Things are a little bit different this week with severe flooding having affected my railway line, preventing me from reaching my office, so trains under water naturally sprang to mind.
Click on the wreck’s name to access the PastScape record – as ever, click on More Information and Sources to read the full story.
Today’s wreck contained five locos. The St. Chamond was torpedoed in 1918 while moving locos as deck cargo, consigned to France for the war effort. Wrecks such as these form part of a landscape of war, destined for another landscape of war, where British industrial output directly affected the French landscape. The British required coordinated transport between the ports and the Western Front for men and munitions, and of course, a rapid reverse flow as casualties were cleared and sent back home for recuperation, my own grandfather among them. Some of these ambulance trains were actually built at the Swindon Works, part of which is now the EH Swindon office. (Follow this link for history on the Swindon army base; Chiseldon Camp)

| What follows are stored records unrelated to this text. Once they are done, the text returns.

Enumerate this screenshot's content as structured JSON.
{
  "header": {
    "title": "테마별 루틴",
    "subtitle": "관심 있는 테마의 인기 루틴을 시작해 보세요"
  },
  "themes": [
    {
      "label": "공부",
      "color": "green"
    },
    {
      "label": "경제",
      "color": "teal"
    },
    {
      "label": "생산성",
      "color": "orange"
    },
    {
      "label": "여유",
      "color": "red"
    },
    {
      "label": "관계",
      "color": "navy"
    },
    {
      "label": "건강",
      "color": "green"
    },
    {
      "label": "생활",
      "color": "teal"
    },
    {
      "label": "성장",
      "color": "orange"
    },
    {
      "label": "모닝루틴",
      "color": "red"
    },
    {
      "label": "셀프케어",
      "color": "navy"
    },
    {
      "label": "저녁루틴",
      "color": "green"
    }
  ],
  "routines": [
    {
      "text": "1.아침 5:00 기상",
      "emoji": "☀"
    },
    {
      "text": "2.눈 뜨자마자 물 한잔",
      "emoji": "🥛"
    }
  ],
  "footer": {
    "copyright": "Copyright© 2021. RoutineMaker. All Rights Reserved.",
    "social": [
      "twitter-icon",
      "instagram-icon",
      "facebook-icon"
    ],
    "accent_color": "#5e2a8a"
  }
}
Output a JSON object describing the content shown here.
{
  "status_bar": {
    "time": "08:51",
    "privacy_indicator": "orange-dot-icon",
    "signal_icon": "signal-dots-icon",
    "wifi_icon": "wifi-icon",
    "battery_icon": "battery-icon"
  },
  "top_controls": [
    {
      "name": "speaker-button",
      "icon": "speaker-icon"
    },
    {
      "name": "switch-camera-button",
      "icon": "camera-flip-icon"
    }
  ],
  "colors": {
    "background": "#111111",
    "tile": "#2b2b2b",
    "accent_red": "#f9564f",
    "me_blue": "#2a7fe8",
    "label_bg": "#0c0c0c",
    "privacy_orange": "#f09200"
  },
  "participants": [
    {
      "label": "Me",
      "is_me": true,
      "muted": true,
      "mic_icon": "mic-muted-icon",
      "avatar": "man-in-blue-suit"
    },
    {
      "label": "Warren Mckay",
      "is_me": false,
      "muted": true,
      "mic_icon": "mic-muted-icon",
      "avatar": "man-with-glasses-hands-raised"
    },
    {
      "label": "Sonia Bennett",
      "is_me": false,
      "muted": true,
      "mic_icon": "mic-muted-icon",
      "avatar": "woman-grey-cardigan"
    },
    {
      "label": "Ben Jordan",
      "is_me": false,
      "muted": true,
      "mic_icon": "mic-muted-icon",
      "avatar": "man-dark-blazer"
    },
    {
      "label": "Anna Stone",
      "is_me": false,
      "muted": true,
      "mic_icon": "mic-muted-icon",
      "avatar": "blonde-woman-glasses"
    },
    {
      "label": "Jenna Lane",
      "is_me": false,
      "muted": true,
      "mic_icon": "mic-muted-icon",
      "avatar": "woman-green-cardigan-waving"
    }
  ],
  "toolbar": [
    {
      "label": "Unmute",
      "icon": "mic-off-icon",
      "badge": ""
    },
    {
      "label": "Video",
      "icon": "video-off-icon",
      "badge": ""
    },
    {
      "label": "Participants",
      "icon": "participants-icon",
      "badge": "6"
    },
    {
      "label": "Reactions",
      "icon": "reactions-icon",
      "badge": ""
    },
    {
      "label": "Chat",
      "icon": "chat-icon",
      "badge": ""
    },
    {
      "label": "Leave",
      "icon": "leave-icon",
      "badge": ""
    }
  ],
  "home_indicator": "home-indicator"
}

Here are some fabulous Futurist images by Gino Severini of trains speeding into or out of Paris during WWI:
Such wrecks, containing rolling stock and other items, such as railway sleepers, are fairly common, and illustrate the export of British railway engineering worldwide from the early days of the industry. The latest wreck containing rolling stock, as far as I know, may be that of the Fort Massac in 1946. I came across a reference to a Darlington loco consigned for South Africa lost in the Thames Estuary in the latest issue of my husband’s Railway Magazine. It just goes to show that you can find wreck information in the unlikeliest of places, buried deep among accounts of terrestrial infrastructure! The un-named wreck in the article fits the profile of the Fort Massac in date and place of loss, and the fact that the vessel was outward-bound from Middlesborough. I have found no reference, though, to the loco in either the UKHO or in the contemporary Times report.